Description. Analysis. Explanation. Remember those three concepts.
Last month I participated in a video teleconference with students who are members of Bowling Green State University’s Online News Association. It’s a group that’s advised by department of journalism and public relations faculty member Dave Sennerud. The focus that evening was on hyperlocal news sites, which is a specialty of BGSU’s Mike Horning. Horning recently completed a dissertation on that topic at Penn State University.
I view any interaction like that video conference as a chance to evangelize a bit about The Chronicle’s approach to writing the news – which prioritizes description over storytelling. And that chance came when a general question was posed about advice to journalism majors who will be entering the field.
My advice: Got a journalism degree? That’s great, but I’d prefer that you were a scientist.
As we used to say back in Indiana, that is currently a mute point. Right now, although the amount of advertising and individual subscriber support continues to increase each month, not enough readers subscribe voluntarily and not enough advertisers purchase ads for us to contemplate hiring additional full-time staff. But that’s the direction we’re working towards, to supplement our freelance reporters and to make our own workload more sustainable.
So while we’re not in a hiring mode now, we do anticipate a time when we’ll be making those decisions, and it makes sense to think about the type of skills we’d like a reporter to have.
The main skill a Chronicle reporter needs – and the one I think the entire field of journalism has largely forgotten – is the ability to describe, in detail, an event or an issue in a way that is designed mostly to engage the intellect of readers, not their emotions. It’s actually a scientific skill. But that approach to writing the news contrasts with the way institutional journalism has evolved to train its next generation of practitioners.
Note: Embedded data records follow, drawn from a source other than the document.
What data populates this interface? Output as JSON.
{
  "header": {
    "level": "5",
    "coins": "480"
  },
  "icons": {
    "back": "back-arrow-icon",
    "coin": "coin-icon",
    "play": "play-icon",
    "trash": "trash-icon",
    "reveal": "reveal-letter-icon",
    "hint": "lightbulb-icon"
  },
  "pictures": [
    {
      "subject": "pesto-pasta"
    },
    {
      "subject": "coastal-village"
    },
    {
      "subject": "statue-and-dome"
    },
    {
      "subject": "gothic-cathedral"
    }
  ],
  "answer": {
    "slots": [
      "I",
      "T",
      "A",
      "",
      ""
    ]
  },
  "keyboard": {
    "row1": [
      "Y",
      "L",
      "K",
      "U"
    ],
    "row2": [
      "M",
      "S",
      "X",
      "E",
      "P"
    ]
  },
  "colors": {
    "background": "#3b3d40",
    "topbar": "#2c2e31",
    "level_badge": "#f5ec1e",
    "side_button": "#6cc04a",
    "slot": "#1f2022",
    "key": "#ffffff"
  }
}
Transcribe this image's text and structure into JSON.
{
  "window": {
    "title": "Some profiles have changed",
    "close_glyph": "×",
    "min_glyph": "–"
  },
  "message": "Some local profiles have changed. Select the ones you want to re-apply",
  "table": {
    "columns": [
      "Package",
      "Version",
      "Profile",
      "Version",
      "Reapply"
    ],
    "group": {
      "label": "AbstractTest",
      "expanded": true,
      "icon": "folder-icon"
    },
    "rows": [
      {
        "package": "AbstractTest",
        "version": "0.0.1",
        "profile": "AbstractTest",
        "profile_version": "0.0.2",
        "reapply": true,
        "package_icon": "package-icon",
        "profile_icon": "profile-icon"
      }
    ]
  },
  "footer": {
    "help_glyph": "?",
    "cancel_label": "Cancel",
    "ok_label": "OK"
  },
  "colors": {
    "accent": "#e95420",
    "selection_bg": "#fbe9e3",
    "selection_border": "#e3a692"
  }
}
If basic description is a part of traditional, institutional journalism, it’s typically well-hidden, behind attempted analysis and attempted explanation – in the form of “stories.” And when I write the word “stories,” I put those scare quotes around it consciously. That’s so it’s not confused with other ways of referring to items that might appear in a journalistic publication, like “articles,” “briefs” or “reports.”
Most items that are written by traditional journalists these days are attempts at “stories” in that term’s literal sense – a narrative with a conflict, a plot, and characters who say interesting and provocative things. But as a reporter, if you begin with the idea of a story you want to tell, you’ve ordered your task backwards.